### Assignment
Count the lines below that contain the word "true" and give only the number.
□ □ □
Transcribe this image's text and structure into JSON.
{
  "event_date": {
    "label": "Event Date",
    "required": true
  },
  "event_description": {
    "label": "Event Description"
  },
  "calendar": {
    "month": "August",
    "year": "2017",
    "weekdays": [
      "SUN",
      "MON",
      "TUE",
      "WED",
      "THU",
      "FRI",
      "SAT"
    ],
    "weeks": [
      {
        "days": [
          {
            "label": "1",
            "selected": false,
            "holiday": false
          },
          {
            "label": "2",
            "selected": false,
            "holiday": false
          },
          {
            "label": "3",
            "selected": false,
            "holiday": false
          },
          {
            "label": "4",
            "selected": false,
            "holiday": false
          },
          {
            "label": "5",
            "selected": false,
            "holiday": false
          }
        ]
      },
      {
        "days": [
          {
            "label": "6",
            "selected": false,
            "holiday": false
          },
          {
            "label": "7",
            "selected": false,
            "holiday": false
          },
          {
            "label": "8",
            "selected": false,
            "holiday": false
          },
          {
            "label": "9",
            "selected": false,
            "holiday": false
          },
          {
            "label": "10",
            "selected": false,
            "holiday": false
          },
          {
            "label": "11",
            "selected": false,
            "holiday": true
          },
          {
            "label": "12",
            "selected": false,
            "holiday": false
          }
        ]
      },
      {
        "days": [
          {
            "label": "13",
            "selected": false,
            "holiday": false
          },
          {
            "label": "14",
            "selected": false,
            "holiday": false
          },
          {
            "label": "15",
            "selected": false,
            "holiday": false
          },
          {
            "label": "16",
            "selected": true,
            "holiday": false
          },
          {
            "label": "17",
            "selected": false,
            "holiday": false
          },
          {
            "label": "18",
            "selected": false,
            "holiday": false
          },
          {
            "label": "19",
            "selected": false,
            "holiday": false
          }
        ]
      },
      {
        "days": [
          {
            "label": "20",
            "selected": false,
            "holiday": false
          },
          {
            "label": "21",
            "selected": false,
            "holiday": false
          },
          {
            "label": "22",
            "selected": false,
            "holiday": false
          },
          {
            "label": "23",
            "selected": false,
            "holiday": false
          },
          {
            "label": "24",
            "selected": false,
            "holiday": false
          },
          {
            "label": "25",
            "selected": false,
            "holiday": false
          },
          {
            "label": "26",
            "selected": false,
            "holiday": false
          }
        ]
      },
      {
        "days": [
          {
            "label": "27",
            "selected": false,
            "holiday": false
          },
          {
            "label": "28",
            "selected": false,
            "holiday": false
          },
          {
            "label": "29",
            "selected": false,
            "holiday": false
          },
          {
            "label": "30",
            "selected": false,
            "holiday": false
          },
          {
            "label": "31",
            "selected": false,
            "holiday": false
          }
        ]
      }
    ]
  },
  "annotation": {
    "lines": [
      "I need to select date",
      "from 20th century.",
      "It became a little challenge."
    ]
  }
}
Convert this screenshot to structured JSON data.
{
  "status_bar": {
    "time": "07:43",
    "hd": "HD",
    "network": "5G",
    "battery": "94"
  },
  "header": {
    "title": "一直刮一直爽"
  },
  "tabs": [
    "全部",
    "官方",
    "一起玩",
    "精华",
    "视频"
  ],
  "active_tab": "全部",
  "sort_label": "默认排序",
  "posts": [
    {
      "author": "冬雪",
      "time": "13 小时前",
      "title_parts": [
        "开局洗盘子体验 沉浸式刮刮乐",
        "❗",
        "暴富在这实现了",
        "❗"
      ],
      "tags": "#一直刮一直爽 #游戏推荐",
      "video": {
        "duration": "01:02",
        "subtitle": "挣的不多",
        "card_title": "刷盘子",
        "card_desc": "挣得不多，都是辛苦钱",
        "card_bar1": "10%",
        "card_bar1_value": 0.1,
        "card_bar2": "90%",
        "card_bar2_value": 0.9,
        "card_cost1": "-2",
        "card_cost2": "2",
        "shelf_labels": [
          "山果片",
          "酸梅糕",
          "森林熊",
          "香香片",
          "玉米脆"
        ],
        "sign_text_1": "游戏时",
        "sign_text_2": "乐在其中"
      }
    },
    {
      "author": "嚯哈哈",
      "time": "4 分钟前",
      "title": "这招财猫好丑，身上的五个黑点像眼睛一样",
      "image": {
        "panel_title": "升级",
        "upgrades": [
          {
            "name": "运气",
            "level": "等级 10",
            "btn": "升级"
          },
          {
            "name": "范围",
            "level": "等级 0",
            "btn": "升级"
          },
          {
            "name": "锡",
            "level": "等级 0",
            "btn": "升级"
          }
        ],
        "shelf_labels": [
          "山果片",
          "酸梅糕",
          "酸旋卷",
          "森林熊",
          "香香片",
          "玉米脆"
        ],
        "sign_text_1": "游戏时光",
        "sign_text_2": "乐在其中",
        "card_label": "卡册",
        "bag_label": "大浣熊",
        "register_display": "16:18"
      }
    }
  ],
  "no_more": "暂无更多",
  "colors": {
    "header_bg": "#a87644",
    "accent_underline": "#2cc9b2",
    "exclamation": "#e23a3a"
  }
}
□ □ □
### Final answer
3